Regarding people's casting aspersions toward the Chinese aircrew:(
--I'm sure the crew handled the situation with utmost professionalism---we shouldn't stereotype--I know a very good Chinese CFI IGI/AGI---He has a thick accent and all--but he knows full well how to teach people to stay out of court and the mountains at the same time--and NO ONE gets caught up on his accent---as I am multi ethic/multi racial--I'm gonna have Son Ron y platanos--with mi Collard greens and kale and pig feet---while eating some {Goud} roti and curry goat Brautworst...and Scottish whiskey---lets not forget some good succotash---with a NYC hot dog and sushi or sashimi [no I'm not part Asian/japanese-- I'm born in NY:ok: --mientras escucho a mi Ana Gabriel:=


Lester:E

RAF_Techie101
16th Jul 2008, 15:33
On landing in rainy conditions, the 737 began to ground-loop off the left side of the runway coming to rest partially on the grass. The left main gear dug in and the left engine apparently contacted the ground. All on board escaped uninjured. Aquaplaning is suspected as possible cause. The main runway at Durban Auirport is 2.440 meters in lengh.

No wonder it had trouble stopping.........:E

Globaliser
16th Jul 2008, 19:06
As it is a German website, 2.440 metres = 2,4 kilometres. No problem there.

Buzz Control
16th Jul 2008, 19:50
Hope this helps:

A China Eastern Airlines Airbus A319-100, registration B-6167 performing flight MU2261 from Chongging to Wenzhou (China) with 108 passengers and 9 crew, declared emergency because of a fire on board and diverted to Changsa.
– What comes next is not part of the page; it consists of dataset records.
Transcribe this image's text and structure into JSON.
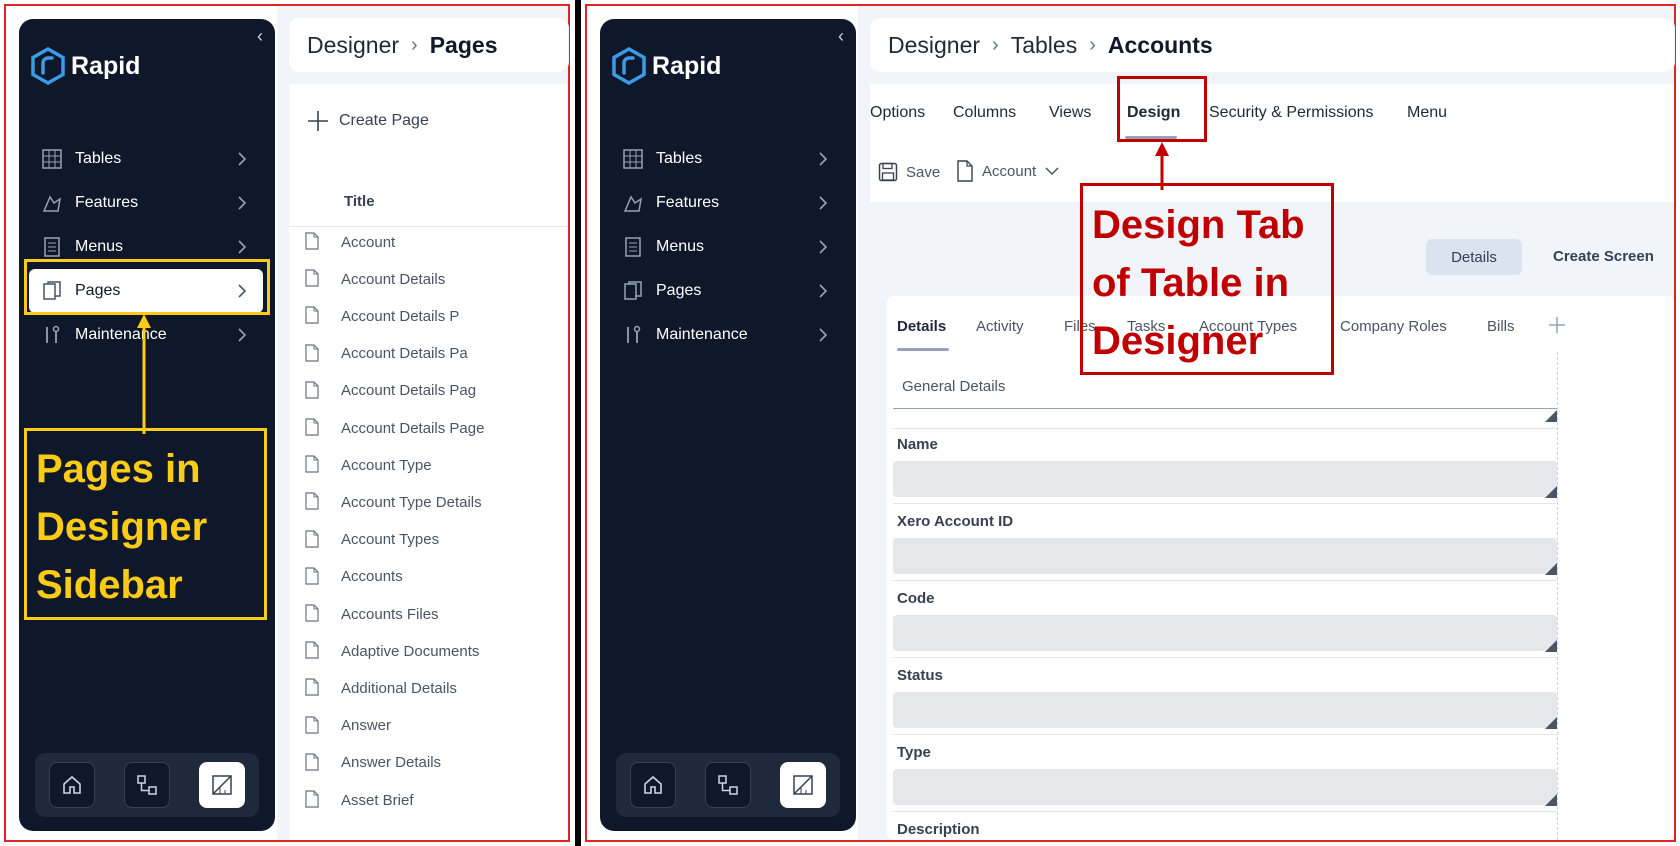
{
  "left": {
    "logo_text": "Rapid",
    "nav": [
      {
        "label": "Tables",
        "icon": "table-icon"
      },
      {
        "label": "Features",
        "icon": "features-icon"
      },
      {
        "label": "Menus",
        "icon": "menu-icon"
      },
      {
        "label": "Pages",
        "icon": "pages-icon"
      },
      {
        "label": "Maintenance",
        "icon": "wrench-icon"
      }
    ],
    "breadcrumb": {
      "root": "Designer",
      "current": "Pages"
    },
    "create_label": "Create Page",
    "column_header": "Title",
    "rows": [
      "Account",
      "Account Details",
      "Account Details P",
      "Account Details Pa",
      "Account Details Pag",
      "Account Details Page",
      "Account Type",
      "Account Type Details",
      "Account Types",
      "Accounts",
      "Accounts Files",
      "Adaptive Documents",
      "Additional Details",
      "Answer",
      "Answer Details",
      "Asset Brief"
    ],
    "annotation": [
      "Pages in",
      "Designer",
      "Sidebar"
    ]
  },
  "right": {
    "logo_text": "Rapid",
    "nav": [
      {
        "label": "Tables",
        "icon": "table-icon"
      },
      {
        "label": "Features",
        "icon": "features-icon"
      },
      {
        "label": "Menus",
        "icon": "menu-icon"
      },
      {
        "label": "Pages",
        "icon": "pages-icon"
      },
      {
        "label": "Maintenance",
        "icon": "wrench-icon"
      }
    ],
    "breadcrumb": {
      "root": "Designer",
      "mid": "Tables",
      "current": "Accounts"
    },
    "tabs": [
      "Options",
      "Columns",
      "Views",
      "Design",
      "Security & Permissions",
      "Menu"
    ],
    "toolbar": {
      "save": "Save",
      "page": "Account"
    },
    "buttons": {
      "details": "Details",
      "create_screen": "Create Screen"
    },
    "sub_tabs": [
      "Details",
      "Activity",
      "Files",
      "Tasks",
      "Account Types",
      "Company Roles",
      "Bills"
    ],
    "section_title": "General Details",
    "fields": [
      "Name",
      "Xero Account ID",
      "Code",
      "Status",
      "Type",
      "Description"
    ],
    "annotation": [
      "Design Tab",
      "of Table in",
      "Designer"
    ]
  },
  "colors": {
    "sidebar": "#0f172a",
    "yellow": "#facc15",
    "red": "#c00000"
  }
}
5 minutes after the first emergency call Air Traffic Control raised a full alert with fire and medical services, which dispatched more than 20 vehicles and 80 personnel, amongst them casualty clearing stations, which were on scene and ready 5 minutes after the alert.

The airplane landed 25 minutes after the first emergency call at noon local time and was immediately evacuated, while fire engines extinguished a fire in the aft cargo hold. No injuries were reported, but the airplane sustained significant damage.

The passengers continued their journey together with their luggage, that remained without damage in other cargo compartments, later the day.

As a result of the fire the Chinese Aviation Authority ordered the inspection of all on-board oxygen generators for passenger supply and related equipment as well as the inspection of crew oxygen bottles on June 24th on the entire Chinese A319 fleet to be completed by July 5th. During the inspection one oxygen leak in a bend from a crew oxygen bottle was discovered, all other airplanes passed the inspection without a fault.

wrenchbender
17th Jul 2008, 05:03
"As a result of the fire the Chinese Aviation Authority ordered the inspection of all on-board oxygen generators for passenger supply and related equipment as well as the inspection of crew oxygen bottles"

Why? No O2 system components near the aft cargo compartment...

ceedee
17th Jul 2008, 12:08
"As a result of the fire the Chinese Aviation Authority ordered the inspection of all on-board oxygen generators for passenger supply and related equipment as well as the inspection of crew oxygen bottles"
Why? No O2 system components near the aft cargo compartment...

Perhaps during the incident, a problem was found with the equipment intended to supply O2 to crew/passengers and so checks were ordered on all the fleet?

MrMachfivepointfive
17th Jul 2008, 16:06
Load Toad: If I have to go to work in diapers its your fault! I can't stop pissing myself. Chinese are not supposed to have a sense of humour, understand??:E:E